“We need a uniform way to talk about the security problem and help us all globally prioritize,” he said. “Everyone is unique, but not at the 80-90 percent level as enterprises trying to survive in cyberspace. We have much more in common than we do that is different. If you start with what is different, then the job of figuring out threats is just overwhelming. If you treat this more like an 80/20 rule, we are on the Internet and there is a soup of bad stuff we all have to deal with, then the issue becomes how do we quickly identify this list of things we have to attack that we all have to do.”
That is the thrust of the Center for Internet Security’s Critical Security Controls, guidelines for organizations, including in healthcare, to foundationally secure their information assets.
“Rather than expect every enterprise to figure this out on their own, let’s put our heads together,” Sager explained. “I organize volunteers from across industries to absorb all of the information one can get, very few enterprises have the time to absorb all of this. And the key word for me is whenever you see the verb ‘share,’ think ‘translate.’ The point of the sharing is to translate millions of data points into actions. A defender does not have time to deal with millions of data points a day, a week, a month. What they really need to know is how can I translate all of that in order to deal with it?”

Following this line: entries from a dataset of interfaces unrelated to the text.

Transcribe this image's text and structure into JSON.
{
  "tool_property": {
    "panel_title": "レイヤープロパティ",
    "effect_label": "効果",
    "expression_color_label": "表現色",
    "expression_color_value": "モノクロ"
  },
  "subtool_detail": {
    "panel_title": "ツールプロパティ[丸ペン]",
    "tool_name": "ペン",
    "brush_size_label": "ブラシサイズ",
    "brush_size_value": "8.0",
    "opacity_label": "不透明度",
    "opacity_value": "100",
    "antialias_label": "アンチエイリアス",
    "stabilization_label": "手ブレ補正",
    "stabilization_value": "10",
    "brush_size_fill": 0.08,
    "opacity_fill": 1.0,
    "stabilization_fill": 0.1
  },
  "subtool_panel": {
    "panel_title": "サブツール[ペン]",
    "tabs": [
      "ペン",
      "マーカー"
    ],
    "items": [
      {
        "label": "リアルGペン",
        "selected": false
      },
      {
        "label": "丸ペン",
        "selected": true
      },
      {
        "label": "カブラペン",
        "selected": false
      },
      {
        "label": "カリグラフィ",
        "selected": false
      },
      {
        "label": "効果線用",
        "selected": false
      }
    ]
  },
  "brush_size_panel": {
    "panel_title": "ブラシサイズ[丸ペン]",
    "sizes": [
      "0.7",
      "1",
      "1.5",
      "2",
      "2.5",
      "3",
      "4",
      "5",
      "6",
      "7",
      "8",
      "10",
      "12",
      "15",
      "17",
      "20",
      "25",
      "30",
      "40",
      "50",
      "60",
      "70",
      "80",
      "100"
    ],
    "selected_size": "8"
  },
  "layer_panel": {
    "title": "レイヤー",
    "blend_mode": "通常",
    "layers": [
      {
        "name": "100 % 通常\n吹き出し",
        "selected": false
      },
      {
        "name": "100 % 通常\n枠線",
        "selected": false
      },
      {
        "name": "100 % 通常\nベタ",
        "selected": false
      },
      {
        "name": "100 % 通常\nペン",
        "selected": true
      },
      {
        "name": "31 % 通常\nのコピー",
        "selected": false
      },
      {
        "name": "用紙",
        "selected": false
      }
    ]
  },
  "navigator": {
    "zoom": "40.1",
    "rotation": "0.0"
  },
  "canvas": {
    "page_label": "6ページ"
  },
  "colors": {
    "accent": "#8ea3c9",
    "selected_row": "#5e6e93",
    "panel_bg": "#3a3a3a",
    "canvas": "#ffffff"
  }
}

The Center for Internet Security pulls together large communities that bring their security knowledge from across industries, then translates that knowledge into controls.
“The history of security has been about really smart people daydreaming a thousand different ways to be hacked,” he said. “But we are focused on what is really happening now and translating that into positive steps, and we publish that and give it away.”
The Privacy & Security Forum takes place in Boston Dec. 5-7, 2016. What to expect:
⇒ How to beat back hackers and savvy cybercriminals? Delve into the dark web
⇒ A CISO, consultant, and infosec vendor nail down cybersecurity best practices
⇒ Gone' phishin': Mayo Clinic shares tips for fending off attacks
⇒ What's the fundamental problem with cybersecurity? Relying on the Internet
⇒ Budgets grow but breaches continue without best practices
⇒ Think offshoring PHI is safe? You may not be if a business associate breaches